Crinum (Swamp lily, River lily, Veld lily)
is a genus of about 180 species of perennial flowering plants of the family Amaryllidaceae, occurring in America, Africa, southern Asia to Australia. Crinums occurs in a wide range of habitats from aquatic to desert. Each species is adapted to its specific habitat, and should be taken into account when considering having one in the garden. The genus name Crinum is derived from Greek word 'Krinon', meaning white lily, as most species in the genus have white or whitish flowers. Crinums work great on the banks of ponds and streams.
Crinum are perennial herbaceous plants with large, tunicated bulbs which produce a pseudostem or a neck made up of sheathing bases of old leaves. The linear to lanceolate leaves are arranged in a rosette or rarely in two opposite rows, sheathing at the base and often dying back in winter. In spring, the previous season's leaves grow out again with a few new leaves in the middle.
The inflorescences with one to many flowers are produced laterally on a long, solid peduncle, umbellate with two spathe valves. Crinums produce fragrant flowers that gently nod atop 1-1.5 m stalk, and come in a range of white, pink, red and dark red, depending on the species and variety. Many crinums have been known to grow for years on old home sites or cemeteries with little or no care.
Crinums grow well in partial shade to full sun, though they will grow just about anywhere, in moist and well-drained soil. They are easy to divide, and are best divided in the winter when they are not actively growing. Dig around the clump, lift it, and then remove several offshoot bulbs. Be careful, as some crinum bulbs can weigh up to 18 kilograms. Be aware that it may take a few years for the plant to reflower.

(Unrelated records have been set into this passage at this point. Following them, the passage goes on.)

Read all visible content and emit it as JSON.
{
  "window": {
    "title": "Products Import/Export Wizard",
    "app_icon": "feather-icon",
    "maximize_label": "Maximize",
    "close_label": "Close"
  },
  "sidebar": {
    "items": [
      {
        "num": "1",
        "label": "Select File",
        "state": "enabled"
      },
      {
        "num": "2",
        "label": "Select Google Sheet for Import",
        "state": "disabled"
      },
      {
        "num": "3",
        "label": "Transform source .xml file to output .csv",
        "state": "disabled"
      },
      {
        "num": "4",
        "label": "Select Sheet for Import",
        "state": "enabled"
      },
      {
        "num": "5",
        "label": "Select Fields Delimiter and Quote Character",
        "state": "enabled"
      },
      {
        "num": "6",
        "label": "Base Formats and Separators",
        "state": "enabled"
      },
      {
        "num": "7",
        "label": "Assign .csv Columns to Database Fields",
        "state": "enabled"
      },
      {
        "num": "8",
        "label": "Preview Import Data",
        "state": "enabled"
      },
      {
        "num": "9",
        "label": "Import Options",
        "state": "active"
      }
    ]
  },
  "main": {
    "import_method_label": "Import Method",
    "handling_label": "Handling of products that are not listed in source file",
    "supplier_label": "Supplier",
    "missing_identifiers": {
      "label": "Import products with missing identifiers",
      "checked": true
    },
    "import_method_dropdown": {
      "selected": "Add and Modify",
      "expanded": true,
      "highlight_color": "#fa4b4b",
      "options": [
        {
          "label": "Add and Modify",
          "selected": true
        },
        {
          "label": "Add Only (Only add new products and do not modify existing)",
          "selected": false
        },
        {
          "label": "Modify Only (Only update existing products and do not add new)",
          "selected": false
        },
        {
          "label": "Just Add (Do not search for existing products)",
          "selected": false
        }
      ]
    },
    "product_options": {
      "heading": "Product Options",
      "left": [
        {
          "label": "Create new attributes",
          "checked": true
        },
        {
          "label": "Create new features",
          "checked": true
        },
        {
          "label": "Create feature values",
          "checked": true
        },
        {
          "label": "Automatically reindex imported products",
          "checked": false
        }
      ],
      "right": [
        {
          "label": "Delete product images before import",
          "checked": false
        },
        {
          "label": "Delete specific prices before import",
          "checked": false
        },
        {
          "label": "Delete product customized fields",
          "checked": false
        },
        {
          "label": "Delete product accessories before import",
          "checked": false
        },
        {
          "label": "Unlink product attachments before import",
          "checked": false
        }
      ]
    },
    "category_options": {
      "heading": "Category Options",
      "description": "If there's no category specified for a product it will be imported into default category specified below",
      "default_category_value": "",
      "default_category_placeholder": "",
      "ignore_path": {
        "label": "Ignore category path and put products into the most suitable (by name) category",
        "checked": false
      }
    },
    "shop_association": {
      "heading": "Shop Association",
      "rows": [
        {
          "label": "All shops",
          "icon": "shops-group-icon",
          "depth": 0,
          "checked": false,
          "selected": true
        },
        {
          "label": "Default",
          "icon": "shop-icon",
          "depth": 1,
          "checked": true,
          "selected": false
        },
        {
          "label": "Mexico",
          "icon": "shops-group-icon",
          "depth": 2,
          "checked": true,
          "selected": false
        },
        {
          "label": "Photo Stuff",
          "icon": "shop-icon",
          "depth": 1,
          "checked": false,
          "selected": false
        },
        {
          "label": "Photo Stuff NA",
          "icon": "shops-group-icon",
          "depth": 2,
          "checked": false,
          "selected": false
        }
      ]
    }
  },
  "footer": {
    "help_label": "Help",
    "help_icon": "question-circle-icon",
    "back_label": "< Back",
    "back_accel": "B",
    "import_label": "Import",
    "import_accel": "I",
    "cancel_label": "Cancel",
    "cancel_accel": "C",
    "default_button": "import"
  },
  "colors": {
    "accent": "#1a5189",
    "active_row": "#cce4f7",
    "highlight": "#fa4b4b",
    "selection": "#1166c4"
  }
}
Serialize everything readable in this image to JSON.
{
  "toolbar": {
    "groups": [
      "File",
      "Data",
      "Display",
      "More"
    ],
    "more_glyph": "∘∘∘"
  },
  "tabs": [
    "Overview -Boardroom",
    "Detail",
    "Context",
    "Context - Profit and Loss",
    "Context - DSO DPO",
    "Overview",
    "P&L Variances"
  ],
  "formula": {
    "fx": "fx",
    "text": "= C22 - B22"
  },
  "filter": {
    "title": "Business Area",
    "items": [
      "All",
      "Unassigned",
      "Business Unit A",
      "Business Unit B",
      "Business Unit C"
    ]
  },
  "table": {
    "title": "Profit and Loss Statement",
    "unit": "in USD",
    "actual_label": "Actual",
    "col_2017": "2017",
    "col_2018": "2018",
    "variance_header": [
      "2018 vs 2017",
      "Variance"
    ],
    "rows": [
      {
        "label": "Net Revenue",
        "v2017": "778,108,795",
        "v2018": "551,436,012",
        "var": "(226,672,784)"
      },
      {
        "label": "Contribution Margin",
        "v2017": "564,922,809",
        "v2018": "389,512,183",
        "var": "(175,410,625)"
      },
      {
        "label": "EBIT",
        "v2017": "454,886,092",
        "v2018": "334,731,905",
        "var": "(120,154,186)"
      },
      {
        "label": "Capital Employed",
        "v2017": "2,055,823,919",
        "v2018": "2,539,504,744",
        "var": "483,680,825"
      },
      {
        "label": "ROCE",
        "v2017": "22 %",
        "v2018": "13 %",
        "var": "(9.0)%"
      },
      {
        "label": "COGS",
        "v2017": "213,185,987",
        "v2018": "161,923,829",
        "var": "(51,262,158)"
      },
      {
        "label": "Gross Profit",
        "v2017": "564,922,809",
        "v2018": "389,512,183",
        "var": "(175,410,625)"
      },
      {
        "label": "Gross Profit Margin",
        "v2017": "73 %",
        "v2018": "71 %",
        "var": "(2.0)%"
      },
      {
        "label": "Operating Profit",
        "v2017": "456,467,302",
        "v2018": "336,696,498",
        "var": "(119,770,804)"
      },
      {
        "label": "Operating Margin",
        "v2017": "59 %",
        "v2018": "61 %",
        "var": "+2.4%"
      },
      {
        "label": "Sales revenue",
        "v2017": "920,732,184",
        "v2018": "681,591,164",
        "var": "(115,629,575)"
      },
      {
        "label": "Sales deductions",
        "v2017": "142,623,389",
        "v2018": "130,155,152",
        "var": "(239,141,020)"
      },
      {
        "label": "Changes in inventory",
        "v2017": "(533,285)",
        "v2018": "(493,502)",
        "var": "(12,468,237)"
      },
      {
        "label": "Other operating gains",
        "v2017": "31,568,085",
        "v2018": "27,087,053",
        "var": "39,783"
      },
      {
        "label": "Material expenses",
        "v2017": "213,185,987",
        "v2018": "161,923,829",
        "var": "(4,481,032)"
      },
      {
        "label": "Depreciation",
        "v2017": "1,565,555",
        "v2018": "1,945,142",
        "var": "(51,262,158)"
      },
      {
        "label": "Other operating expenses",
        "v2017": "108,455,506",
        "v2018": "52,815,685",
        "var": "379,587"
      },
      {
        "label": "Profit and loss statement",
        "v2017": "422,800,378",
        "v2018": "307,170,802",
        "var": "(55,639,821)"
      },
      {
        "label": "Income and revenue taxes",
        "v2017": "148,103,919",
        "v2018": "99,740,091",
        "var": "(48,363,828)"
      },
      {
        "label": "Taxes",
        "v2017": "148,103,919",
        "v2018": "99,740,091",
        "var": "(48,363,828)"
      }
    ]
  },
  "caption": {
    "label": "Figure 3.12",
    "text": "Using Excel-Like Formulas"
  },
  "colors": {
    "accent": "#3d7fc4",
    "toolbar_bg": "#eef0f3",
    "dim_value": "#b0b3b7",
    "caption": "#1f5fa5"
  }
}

Division is the common method as seeds take a long time to germinate and reach flowering size.
Generally crinums are easy to care for, however they can be affected by bulb mites, red blotch fungus or crinum mosaic potyvirus which causes yellow streaks in the leaves.